§ **Assignment**:
Print every record word for word.

§ **Provided records**:
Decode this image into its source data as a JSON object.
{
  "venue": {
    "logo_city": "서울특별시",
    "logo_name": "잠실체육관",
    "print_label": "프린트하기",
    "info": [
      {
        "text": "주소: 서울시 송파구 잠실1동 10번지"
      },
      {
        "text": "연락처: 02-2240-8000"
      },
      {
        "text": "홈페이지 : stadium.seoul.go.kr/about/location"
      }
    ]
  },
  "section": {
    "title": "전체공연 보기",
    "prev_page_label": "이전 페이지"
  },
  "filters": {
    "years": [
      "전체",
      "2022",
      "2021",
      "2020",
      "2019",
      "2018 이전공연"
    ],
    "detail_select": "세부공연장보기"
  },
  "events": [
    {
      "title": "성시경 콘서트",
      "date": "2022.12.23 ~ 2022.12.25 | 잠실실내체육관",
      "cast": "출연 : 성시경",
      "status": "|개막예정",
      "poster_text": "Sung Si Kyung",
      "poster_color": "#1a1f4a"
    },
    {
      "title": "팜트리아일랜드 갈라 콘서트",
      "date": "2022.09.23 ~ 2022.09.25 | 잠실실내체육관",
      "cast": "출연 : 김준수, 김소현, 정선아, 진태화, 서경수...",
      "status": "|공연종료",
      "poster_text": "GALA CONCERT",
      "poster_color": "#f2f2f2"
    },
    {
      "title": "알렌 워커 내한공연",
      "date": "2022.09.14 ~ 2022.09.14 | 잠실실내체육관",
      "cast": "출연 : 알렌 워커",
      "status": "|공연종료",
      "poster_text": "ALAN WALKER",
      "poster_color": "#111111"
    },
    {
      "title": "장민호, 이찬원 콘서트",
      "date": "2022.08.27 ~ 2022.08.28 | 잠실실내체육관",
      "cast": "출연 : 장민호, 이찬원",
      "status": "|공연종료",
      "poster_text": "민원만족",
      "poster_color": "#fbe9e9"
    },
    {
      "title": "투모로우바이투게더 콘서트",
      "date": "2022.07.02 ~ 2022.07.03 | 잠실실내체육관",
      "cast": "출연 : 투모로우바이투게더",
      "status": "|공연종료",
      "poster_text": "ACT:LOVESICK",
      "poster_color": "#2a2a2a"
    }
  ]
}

§ **Exercise response**:
Decode this image into its source data as a JSON object.
{
  "venue": {
    "logo_city": "서울특별시",
    "logo_name": "잠실체육관",
    "print_label": "프린트하기",
    "info": [
      {
        "text": "주소: 서울시 송파구 잠실1동 10번지"
      },
      {
        "text": "연락처: 02-2240-8000"
      },
      {
        "text": "홈페이지 : stadium.seoul.go.kr/about/location"
      }
    ]
  },
  "section": {
    "title": "전체공연 보기",
    "prev_page_label": "이전 페이지"
  },
  "filters": {
    "years": [
      "전체",
      "2022",
      "2021",
      "2020",
      "2019",
      "2018 이전공연"
    ],
    "detail_select": "세부공연장보기"
  },
  "events": [
    {
      "title": "성시경 콘서트",
      "date": "2022.12.23 ~ 2022.12.25 | 잠실실내체육관",
      "cast": "출연 : 성시경",
      "status": "|개막예정",
      "poster_text": "Sung Si Kyung",
      "poster_color": "#1a1f4a"
    },
    {
      "title": "팜트리아일랜드 갈라 콘서트",
      "date": "2022.09.23 ~ 2022.09.25 | 잠실실내체육관",
      "cast": "출연 : 김준수, 김소현, 정선아, 진태화, 서경수...",
      "status": "|공연종료",
      "poster_text": "GALA CONCERT",
      "poster_color": "#f2f2f2"
    },
    {
      "title": "알렌 워커 내한공연",
      "date": "2022.09.14 ~ 2022.09.14 | 잠실실내체육관",
      "cast": "출연 : 알렌 워커",
      "status": "|공연종료",
      "poster_text": "ALAN WALKER",
      "poster_color": "#111111"
    },
    {
      "title": "장민호, 이찬원 콘서트",
      "date": "2022.08.27 ~ 2022.08.28 | 잠실실내체육관",
      "cast": "출연 : 장민호, 이찬원",
      "status": "|공연종료",
      "poster_text": "민원만족",
      "poster_color": "#fbe9e9"
    },
    {
      "title": "투모로우바이투게더 콘서트",
      "date": "2022.07.02 ~ 2022.07.03 | 잠실실내체육관",
      "cast": "출연 : 투모로우바이투게더",
      "status": "|공연종료",
      "poster_text": "ACT:LOVESICK",
      "poster_color": "#2a2a2a"
    }
  ]
}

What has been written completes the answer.